Anonymous said...

Most of the roaming issues that are coming down the road in 4-5 years will grow even more complicated as carriers like Verizon and Sprint keep expanding 4g networks. I do not know how Sprint's WiMax 4g works, but to my understanding, Verizon's future 4g LTE networks combine voice and data. Anyone feel free to correct me if i'm wrong on this btw. So if Verizon goes totally 4g, what happens to roaming capabilities if they shut down their 2g network? If the other big three carriers follow suit, what happens to the roaming capabilities of these local carriers offering basic services? They in turn will have no one to turn to, which is the opposite of everyone's fears.

Ian said...

About 4G, the current 4G techs are data-only, though you can certainly run VoIP over them.

Regarding local carriers, here in the Texas hill country there's one major local carrier: West Central Wireless, which operates under the Five Star Wireless brand around here. They've been around in some form from the beginning, starting with an analog network, then switching to TDMA, CDMA and now GSM (CDMA is still available to roamers, and is honestly a better-quality network than WCW's GSM in this area).

Data speeds are slow on WCW GSM, even though they have EDGE deployed everywhere, however voice coverage and quality are pretty much perfect.

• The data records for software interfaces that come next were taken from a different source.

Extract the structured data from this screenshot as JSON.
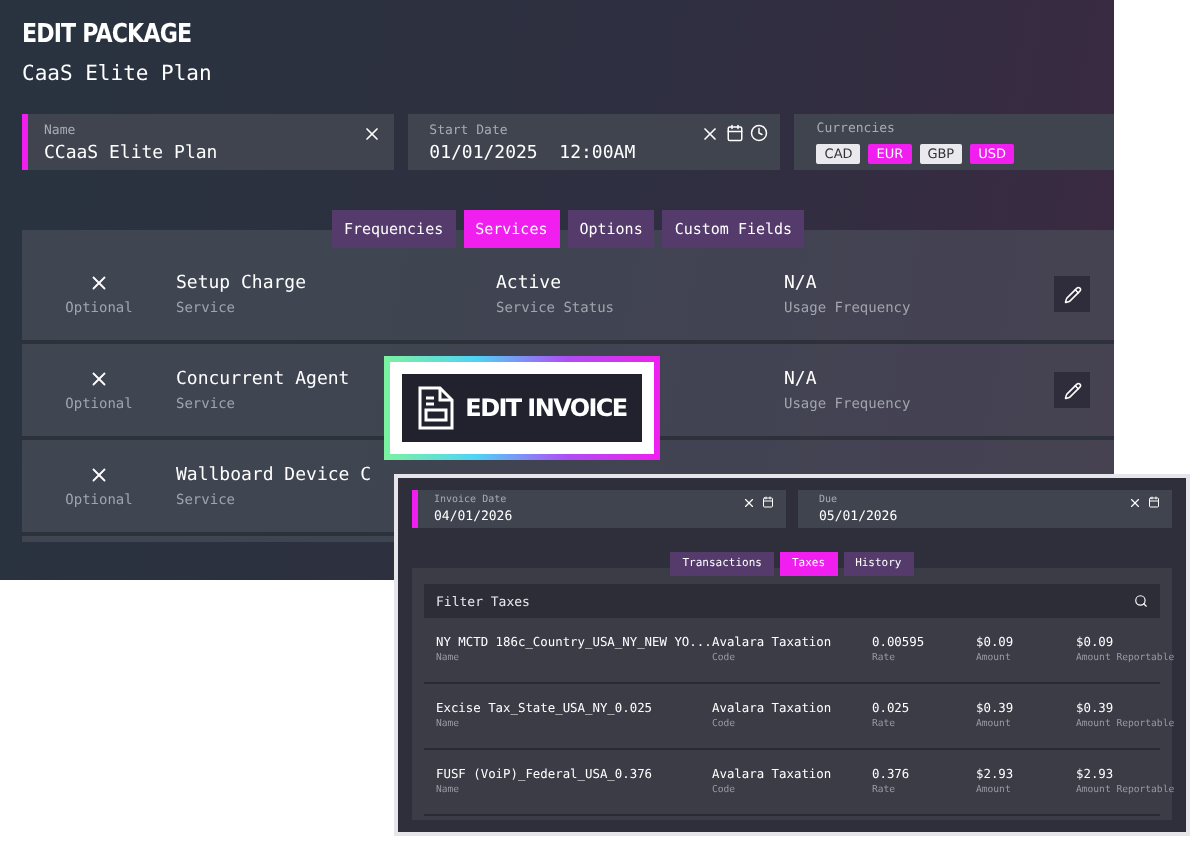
{
  "package": {
    "title": "EDIT PACKAGE",
    "subtitle": "CaaS Elite Plan",
    "fields": [
      {
        "kind": "text",
        "label": "Name",
        "value": "CCaaS Elite Plan",
        "focused": true
      },
      {
        "kind": "datetime",
        "label": "Start Date",
        "value": "01/01/2025  12:00AM",
        "focused": false
      }
    ],
    "currencies": {
      "label": "Currencies",
      "options": [
        {
          "code": "CAD",
          "selected": false
        },
        {
          "code": "EUR",
          "selected": true
        },
        {
          "code": "GBP",
          "selected": false
        },
        {
          "code": "USD",
          "selected": true
        }
      ]
    },
    "tabs": [
      {
        "label": "Frequencies",
        "selected": false
      },
      {
        "label": "Services",
        "selected": true
      },
      {
        "label": "Options",
        "selected": false
      },
      {
        "label": "Custom Fields",
        "selected": false
      }
    ],
    "services": [
      {
        "optional": "Optional",
        "name": "Setup Charge",
        "name_label": "Service",
        "status": "Active",
        "status_label": "Service Status",
        "frequency": "N/A",
        "frequency_label": "Usage Frequency"
      },
      {
        "optional": "Optional",
        "name": "Concurrent Agent",
        "name_label": "Service",
        "frequency": "N/A",
        "frequency_label": "Usage Frequency"
      },
      {
        "optional": "Optional",
        "name": "Wallboard Device C",
        "name_label": "Service"
      }
    ]
  },
  "badge": {
    "text": "EDIT INVOICE"
  },
  "invoice": {
    "fields": [
      {
        "label": "Invoice Date",
        "value": "04/01/2026",
        "focused": true
      },
      {
        "label": "Due",
        "value": "05/01/2026",
        "focused": false
      }
    ],
    "tabs": [
      {
        "label": "Transactions",
        "selected": false
      },
      {
        "label": "Taxes",
        "selected": true
      },
      {
        "label": "History",
        "selected": false
      }
    ],
    "filter": {
      "placeholder": "Filter Taxes"
    },
    "rows": [
      {
        "cells": [
          {
            "value": "NY MCTD 186c_Country_USA_NY_NEW YO...",
            "label": "Name"
          },
          {
            "value": "Avalara Taxation",
            "label": "Code"
          },
          {
            "value": "0.00595",
            "label": "Rate"
          },
          {
            "value": "$0.09",
            "label": "Amount"
          },
          {
            "value": "$0.09",
            "label": "Amount Reportable"
          }
        ]
      },
      {
        "cells": [
          {
            "value": "Excise Tax_State_USA_NY_0.025",
            "label": "Name"
          },
          {
            "value": "Avalara Taxation",
            "label": "Code"
          },
          {
            "value": "0.025",
            "label": "Rate"
          },
          {
            "value": "$0.39",
            "label": "Amount"
          },
          {
            "value": "$0.39",
            "label": "Amount Reportable"
          }
        ]
      },
      {
        "cells": [
          {
            "value": "FUSF (VoiP)_Federal_USA_0.376",
            "label": "Name"
          },
          {
            "value": "Avalara Taxation",
            "label": "Code"
          },
          {
            "value": "0.376",
            "label": "Rate"
          },
          {
            "value": "$2.93",
            "label": "Amount"
          },
          {
            "value": "$2.93",
            "label": "Amount Reportable"
          }
        ]
      }
    ]
  }
}
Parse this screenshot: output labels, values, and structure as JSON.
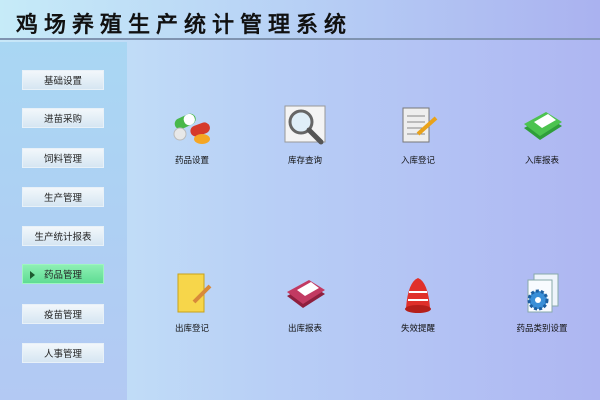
{
  "header": {
    "title": "鸡场养殖生产统计管理系统"
  },
  "sidebar": {
    "items": [
      {
        "label": "基础设置"
      },
      {
        "label": "进苗采购"
      },
      {
        "label": "饲料管理"
      },
      {
        "label": "生产管理"
      },
      {
        "label": "生产统计报表"
      },
      {
        "label": "药品管理",
        "active": true
      },
      {
        "label": "疫苗管理"
      },
      {
        "label": "人事管理"
      }
    ]
  },
  "main": {
    "tiles": [
      {
        "label": "药品设置",
        "icon": "pills-icon"
      },
      {
        "label": "库存查询",
        "icon": "magnifier-icon"
      },
      {
        "label": "入库登记",
        "icon": "notepad-pencil-icon"
      },
      {
        "label": "入库报表",
        "icon": "green-book-icon"
      },
      {
        "label": "出库登记",
        "icon": "yellow-note-icon"
      },
      {
        "label": "出库报表",
        "icon": "red-book-icon"
      },
      {
        "label": "失效提醒",
        "icon": "alarm-bell-icon"
      },
      {
        "label": "药品类别设置",
        "icon": "gear-document-icon"
      }
    ]
  }
}
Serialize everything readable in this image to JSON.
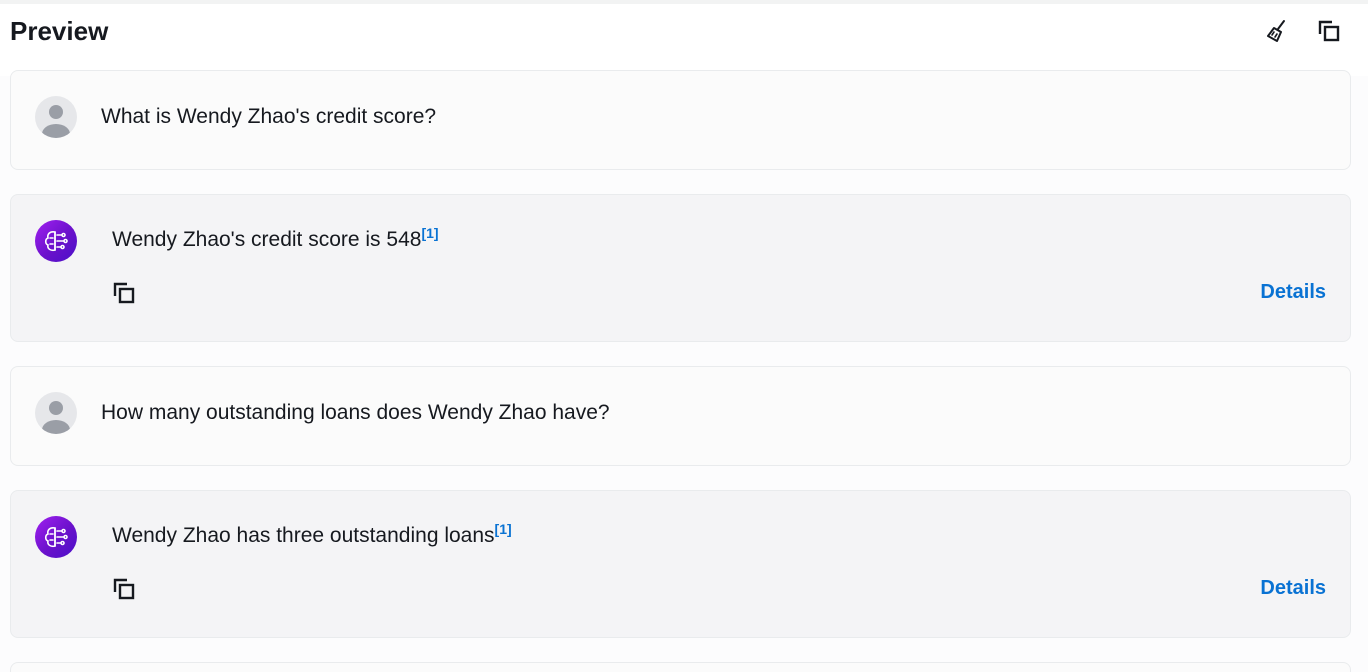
{
  "header": {
    "title": "Preview",
    "clear_icon": "broom-icon",
    "copy_icon": "copy-icon"
  },
  "conversation": [
    {
      "role": "user",
      "text": "What is Wendy Zhao's credit score?"
    },
    {
      "role": "assistant",
      "text": "Wendy Zhao's credit score is 548",
      "citation": "[1]",
      "details_label": "Details"
    },
    {
      "role": "user",
      "text": "How many outstanding loans does Wendy Zhao have?"
    },
    {
      "role": "assistant",
      "text": "Wendy Zhao has three outstanding loans",
      "citation": "[1]",
      "details_label": "Details"
    }
  ],
  "colors": {
    "link": "#0972d3",
    "bot_avatar_gradient_start": "#a020f0",
    "bot_avatar_gradient_end": "#4a10c8"
  }
}
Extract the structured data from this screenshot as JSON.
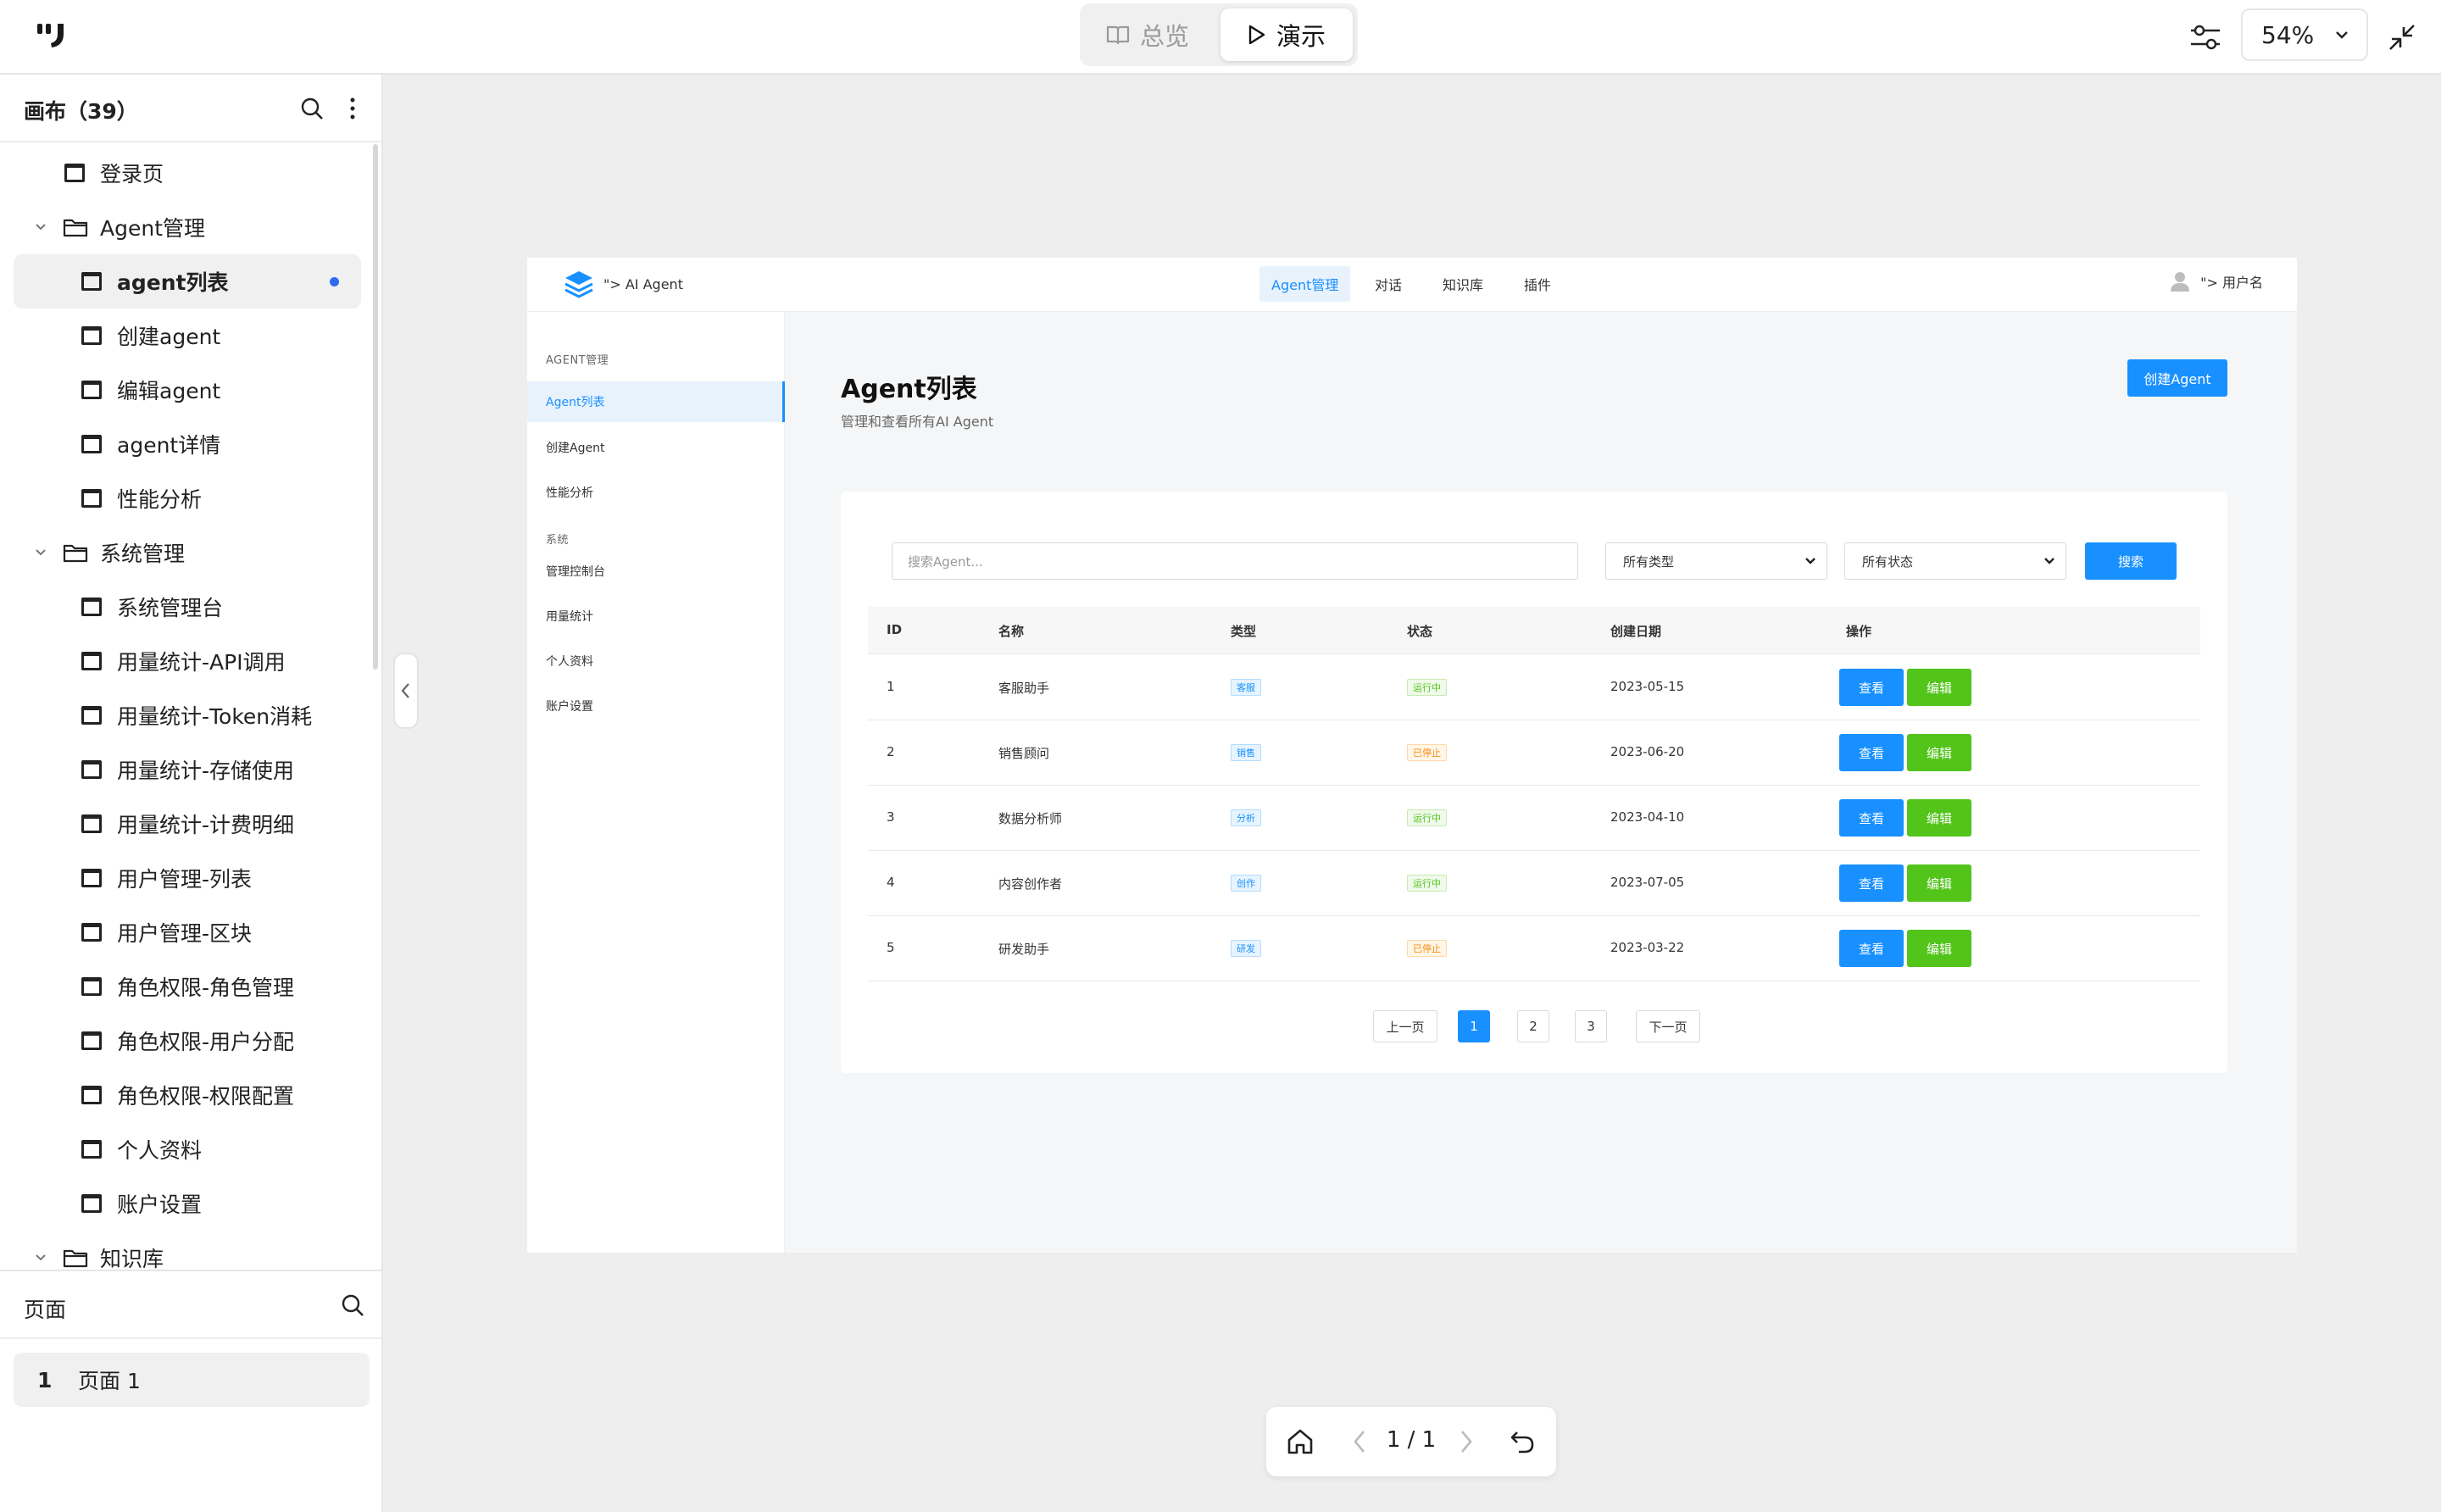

THe company no longer resells service to Tracfone (they used to in the TDMA days...my dad's first cell phone was a Nokia 1221 that I specially ordered from Tracfone because it ran on the TDMA tech on FSW's network) however they do offer a relatively competitive unlimited-minutes offering, a la CricKet and MetroPCS. Pricing ranges from $25 (local calling only, zero extra features) to $50 (local, long distance, all calling features, text messaging), with a $40 plan that includes everything but long distance. Decent deal, considering WCW's rather extensive coverage area.

Another nice thing around here is that T-Mobile (including prepaid) will roam on AT&T and sometimes even West Central, depending on what coverage is available. For some reason T-Mobile roaming on WCW results on longer call connection times, at least on my iPhone, but the service still works.

Ian said...

Also, here's a BIG local-carrier success story: Pocket Communications.

The San Antonio-based provider basically crosses MetroPCS/CricKet with Texas...that's the best way I can describe it. Lots of towers to make sure everywhere is covered. Great customer service. No collusion with other carriers, just competition. Pretty sure CricKet hates their guts; CricKet pricing is significantly lower in Pocket markets to compete, so I guess that that Pocket is carrying out their old slogan of "Giving the big boys hell 24/7" quite well.

Pocket isn't afraid to compete with anybody, leat of all CricKet. In their newest area expansion (Corpus Christi), they're running full-page ads bashing CricKet's lousy coverage and promoting their own company. Which is absolutely great, since everyone knows they're absolutely correct about CricKet's lackluster voice network.

Pricing-wise, I defy anyone to find any cell carrier who will sell you unlimited local, long distance, text and picture messaging, including caller ID, for $25 per month outside of the CricKet-Pocket competitive zone. You can barely even get that kind of deal on mainline VoIP service, let alone on a regular landline.

I've used Pocket and was happy with it, though I switched to Sprint because Pocket doesn't serve Colorado and at the time CricKet didn't serve Fredericksburg, TX. I've used CricKet in their Pocket-competitive market and I understand why 300,000-plus Pocket customers would choose the local company over the California-based one: CricKet's coverage is subpar, Pocket's is fair at worst, perfect at best.